For one thing, there were two cottages: one white and one brown, although from the guide the white one was what they called Fairy Dell cottage. The brown one looked more like a regular hermit’s cottage by the sea. They each looked like a normal residence from the outside, albeit one from a traditional fairytale. According to local folklore, this is the area where fairies come to dance – and presumably, the cottage is where they go to put their feet up and have a drink when they’re tired of dancing (and of constant passers-by interfering with their dance) but when peering inside, the cottages seemed to serve as nothing more than storage space. So much for the magical illusion. But it was nice to pretend that it might still sometimes serve as an idyllic home for some kind of creature, human or otherwise…
Making the pragmatic realisation that, due to transport schedules, this would most likely be my “main” hike of the day, I doubled back on the route back to the campsite, meeting some more sheep along the way who were enjoying the local delicacy, the gorse:
Then it was time to think about sustenance, and also getting some kind of extra layer of material with which to survive the second night camping. Hitching a ride into Brodick (the main town on Arran) I stocked up on vegan supplies at the local store and, realising that I wouldn’t want to sit alone in a pub anyway, even if they did have something I could consume besides alcohol, I hitched a ride right back to the campsite, “squirrelling” my supplies in my tent (as I was once frequently accused of doing, by, as it happens, who I stayed at the campsite with the last time) and squeezing in one last hike. The sunset from this part of the island is a wonder to observe, especially in the summertime, and from this vantage point it would’ve been a crime not to at least try to immortalise it on camera.

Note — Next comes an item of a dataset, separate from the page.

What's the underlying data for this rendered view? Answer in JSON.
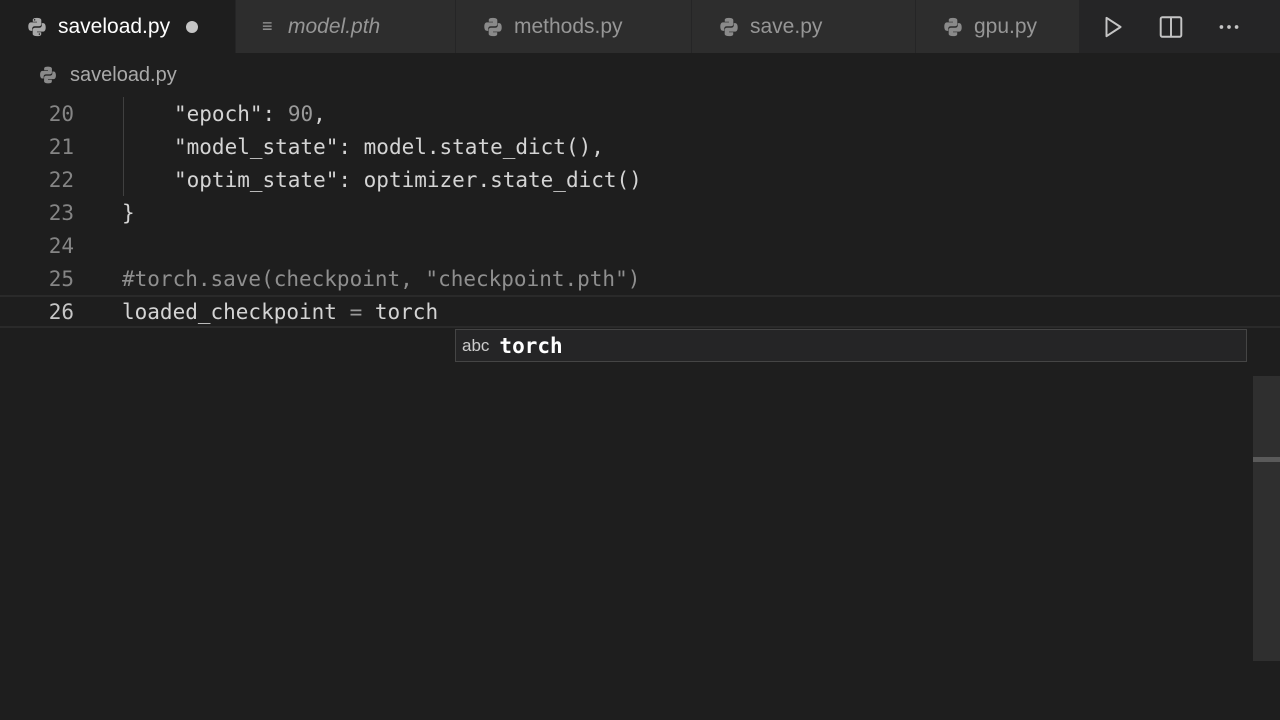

The second night, rather than turning into a human popsicle, it was only the weight of my body which stopped the tent from flying off to another remote point in the western isles, and a middle-of-the-night trip to the loo was consumed with worry that the tent would not be there upon my return. Fortunately it was, and having been subjected to both low temperatures and high winds, unexpectedly, during my stay, I “treated” myself to a prompt departure back home.
However ill prepared I tend to be for these types of endeavour, I’m almost always glad afterwards that I at least made the effort to try. If nothing else it produces an amusing anecdote or two, and some images to add to my portfolio. As I’m in the (slow) process of developing a sideline in photography – with a view to becoming more of a “full-time” thing – I try to maximise the situations I wind up in which allow me to take advantage of the ability to practice. Although I’m not sure if I’ll camp again anytime soon though – it turns out that being able to drive is something of an underrated skill, so ubiquitous as it is now, and one that which becomes starkly apparently by its absence. Therefore when I choose a place to set up camp – literally and metaphorically – it has to be both within relatively easy reach of vegan food and have decent wifi.
These are things which I’m perhaps able to survive without for a time – but under my particular circumstances, not to thrive.